Back last month, we reported on a curious case of huge graphics card price increases. GPU prices soared under a resurgence in cryptocurrency. Customers mining the currency Ethereum led to a supply and demand issue. Manufacturers did not have enough cards on the market, so graphics card prices went high.
There is now evidence of market normalization and prices even starting to come down. GPU prices are still high, but they are moving in the right direction again. Whether this means the mining boom is over, or whether Ethereum traders are waiting for a lull before another onslaught, remains to be seen.
However, it does seem as though falling prices coincide with a general decline in the value of the cryptocurrency.
A Ethereum mining craze severely damaged the GPU market. Not least for gamers and other customers who make graphics card a normally niche product. Ethereum has been growing in popularity and value for years, but it has exploded in 2017.

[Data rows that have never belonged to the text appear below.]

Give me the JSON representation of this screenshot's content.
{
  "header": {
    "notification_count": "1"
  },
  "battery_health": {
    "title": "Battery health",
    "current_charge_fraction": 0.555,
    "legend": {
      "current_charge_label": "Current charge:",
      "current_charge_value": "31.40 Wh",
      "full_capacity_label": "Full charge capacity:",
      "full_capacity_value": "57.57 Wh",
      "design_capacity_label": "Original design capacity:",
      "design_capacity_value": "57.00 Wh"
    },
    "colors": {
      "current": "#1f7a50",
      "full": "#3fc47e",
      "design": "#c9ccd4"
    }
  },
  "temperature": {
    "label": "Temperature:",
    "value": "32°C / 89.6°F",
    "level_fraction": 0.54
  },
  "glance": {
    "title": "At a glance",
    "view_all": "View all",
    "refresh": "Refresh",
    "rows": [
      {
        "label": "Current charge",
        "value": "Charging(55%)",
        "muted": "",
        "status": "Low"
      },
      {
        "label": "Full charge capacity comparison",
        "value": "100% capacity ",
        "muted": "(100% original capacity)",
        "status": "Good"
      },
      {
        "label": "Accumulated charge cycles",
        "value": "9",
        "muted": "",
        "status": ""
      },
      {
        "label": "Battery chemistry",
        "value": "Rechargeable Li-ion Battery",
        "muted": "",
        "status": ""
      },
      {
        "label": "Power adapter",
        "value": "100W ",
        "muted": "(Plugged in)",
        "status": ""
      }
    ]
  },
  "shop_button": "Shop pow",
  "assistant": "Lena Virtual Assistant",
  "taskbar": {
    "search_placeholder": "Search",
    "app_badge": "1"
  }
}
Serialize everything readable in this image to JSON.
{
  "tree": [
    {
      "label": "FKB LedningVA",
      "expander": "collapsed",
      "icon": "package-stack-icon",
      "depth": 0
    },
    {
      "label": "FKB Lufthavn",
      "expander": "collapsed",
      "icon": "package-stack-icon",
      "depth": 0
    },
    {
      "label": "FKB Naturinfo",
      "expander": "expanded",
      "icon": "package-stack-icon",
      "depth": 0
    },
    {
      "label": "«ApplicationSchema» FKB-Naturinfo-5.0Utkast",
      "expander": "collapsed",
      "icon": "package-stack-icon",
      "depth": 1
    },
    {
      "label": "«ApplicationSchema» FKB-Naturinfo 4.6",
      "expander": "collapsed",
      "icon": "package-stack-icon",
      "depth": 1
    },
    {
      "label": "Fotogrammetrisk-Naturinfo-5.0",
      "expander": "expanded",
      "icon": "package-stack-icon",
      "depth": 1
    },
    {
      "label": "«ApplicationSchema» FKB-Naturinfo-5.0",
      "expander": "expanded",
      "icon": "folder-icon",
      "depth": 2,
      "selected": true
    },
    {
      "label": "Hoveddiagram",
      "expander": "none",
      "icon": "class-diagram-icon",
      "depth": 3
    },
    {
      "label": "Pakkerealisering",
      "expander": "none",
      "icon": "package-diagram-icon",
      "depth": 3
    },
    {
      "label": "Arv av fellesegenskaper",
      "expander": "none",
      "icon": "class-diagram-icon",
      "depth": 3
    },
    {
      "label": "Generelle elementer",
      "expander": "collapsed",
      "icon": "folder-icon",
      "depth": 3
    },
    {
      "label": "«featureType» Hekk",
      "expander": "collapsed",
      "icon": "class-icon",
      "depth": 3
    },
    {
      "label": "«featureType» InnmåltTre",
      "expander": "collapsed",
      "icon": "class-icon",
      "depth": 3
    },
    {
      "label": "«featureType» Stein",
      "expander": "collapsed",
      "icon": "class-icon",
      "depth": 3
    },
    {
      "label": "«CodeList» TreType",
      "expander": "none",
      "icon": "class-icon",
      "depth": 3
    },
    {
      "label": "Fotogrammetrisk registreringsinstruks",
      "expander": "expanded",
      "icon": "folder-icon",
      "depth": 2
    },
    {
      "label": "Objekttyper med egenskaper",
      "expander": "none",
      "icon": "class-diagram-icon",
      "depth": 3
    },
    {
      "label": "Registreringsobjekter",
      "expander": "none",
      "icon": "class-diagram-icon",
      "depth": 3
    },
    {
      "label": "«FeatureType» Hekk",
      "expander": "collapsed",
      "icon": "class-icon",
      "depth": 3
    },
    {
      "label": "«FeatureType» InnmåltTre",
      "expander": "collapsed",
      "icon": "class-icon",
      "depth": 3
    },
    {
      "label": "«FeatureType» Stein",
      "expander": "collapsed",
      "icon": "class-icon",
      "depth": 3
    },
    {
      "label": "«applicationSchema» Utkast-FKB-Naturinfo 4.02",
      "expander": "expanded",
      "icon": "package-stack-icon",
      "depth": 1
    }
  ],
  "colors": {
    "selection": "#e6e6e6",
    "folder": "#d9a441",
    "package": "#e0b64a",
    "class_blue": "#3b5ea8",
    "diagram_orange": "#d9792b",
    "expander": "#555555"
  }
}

|GPU||Starting Price||Cheapest Available Model|
|AMD Radeon RX 550 price||$80|
|AMD Radeon RX 560 price||$100|
|AMD Radeon RX 570 price||$170|
|AMD Radeon RX 580 price||$230|
|Nvidia GeForce GTX 1050 price||$110|
|Nvidia GeForce GTX 1050 Ti price||$140|
|Nvidia GeForce GTX 1060 3GB price||N/A|
|Nvidia GeForce GTX 1060 6GB price||$250|
|Nvidia GeForce GTX 1070 price||$379|
|Nvidia GeForce GTX 1080 price||$500|
|Nvidia GeForce GTX 1080 Ti price||$700|
For example, the price of the currency rose from $10 in January 2017 to a peak of $400 in June. The 4000% increase in value meant more people were mining. GPUs or CPUs can be used to extract (or mine) the currency, but most people prefer the former simply because they perform better. With the price of ‘Ether’ increasing, so did the demand for GPUs, causing a market pinch.
Now, Ethereum is on a downward trend towards normalization. There are no signs this is a boom and bust cycle, but merely the currency returning to where it should be. Since the peak $400 value last month, an Ether has slipped in value to around $189 by July 14. Still high yes, 1800% above January in fact, but enough to have an impact on GPU prices.
Reasons for this are many, but laying the finger at over speculation and the increased difficulty of mining Ethereum is a good start. As in the case of Bitcoin, the more Ethereum units are existing already, more computational and thus GPU-power is needed to mine additional ones. In the beginning of July a huge spike in Ethereum mining difficulty took place, accelerating the ongoing price-decline even more.
We are in an odd situation where the GPU market seems to be moving in relation with Ethereum. At the peak last month, Graphics card prices went through the proverbial roof. As we pointed out, it was possible to sell off a previously purchased GPU for more than its original price. Yes, you could make money of graphics cards.
This was obviously fantastic for retailers selling the processors, but less so for normal customers (such as gamers) who wanted to buy them.
Like Ethereum, GPU prices are now declining back towards normalization. They are certainly not there yet, but signs are showing across major online stores that prices are coming down.
Graphic Card Prices Coming Down
Last month, eBay because a place reminiscent of the Gold Rush. Customers were rushing to bid on GPU auction and were paying well over the odds to get old or used cards. While ‘Buy it Now’ prices on eBay remain the same, we are seeing some auctioned GPUs go for less than that dizzy peak a month ago. Ebay Germany has seen a huge increase of GPU-auctions in the last days which could be a sign that wanna-be Ethereum-miners have started to jump off.
At the moment, it is market prediction, but there is enough evidence to show that Ethereum’s gradual slide back to normalcy will allow GPU prices to fall. Once again, graphics cards will become a niche product.